Maybe you have a similar experience? When putting the other person first, ahead of your own interests and your own ego, means that you reap the reward of a more joyful relationship? Maybe someone has done something for you, putting you first before their interests? And as a result your relationship blossomed?

Well, this is the truth of the Christ process. That when we let our own ego and self-interests die for the sake of the person we are in relationship with, love blooms. The Christ process works not just in intimate relationships, but in communities and societies.What if we our entire society, each one of us, gave up a portion of our wealth so that no child grew ever grew up in poverty, and no parent worried about how to pay the rent? What if we ensured that every parent struggling to take care of a child with disability knew that their child would be safe and happy when they were gone? To do so, we would have to willingly give up something of ourselves. We would have to give up some of our own safety and security and wealth. We would have to give up some of our ideal life – nail it to the cross.

What then? Well, let’s imagine what might happen afterward.

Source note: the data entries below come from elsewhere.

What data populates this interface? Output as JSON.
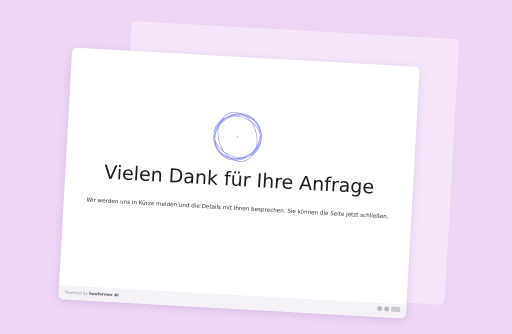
{
  "confirmation": {
    "title": "Vielen Dank für Ihre Anfrage",
    "message": "Wir werden uns in Kürze melden und die Details mit Ihnen besprechen. Sie können die Seite jetzt schließen."
  },
  "footer": {
    "powered_prefix": "Powered by",
    "brand": "bauformer AI",
    "icons": [
      "info-icon",
      "shield-icon",
      "language-icon"
    ]
  },
  "colors": {
    "background": "#ecd6f4",
    "back_card": "#f5e6fa",
    "logo_stroke": "#8b8ff0"
  }
}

Just as we brag in Canada that every person gets free healthcare, we would also brag that there are no poor children in Canada. That every person gets a home and three square meals – no matter what. That our most vulnerable get a life that is enjoyable and worth living and free from worry about their future.

To get there we have to give up some of our nice life, but the reward looks a lot like heaven on Earth. That’s what Christianity is about. Moving in the Christ-process, from what seems like death, into glory and full life. We are the community that follows Jesus to the cross and looks forward to resurrection. We are the community of persons that encourage each other to make that our own way of life, for the blessing of the world. As the worshipping community of St. Martin’s, and as parishioners, in everything we do and in every decision we make, we have to be willing to die to old ways of being in order for new life to spring up all around us.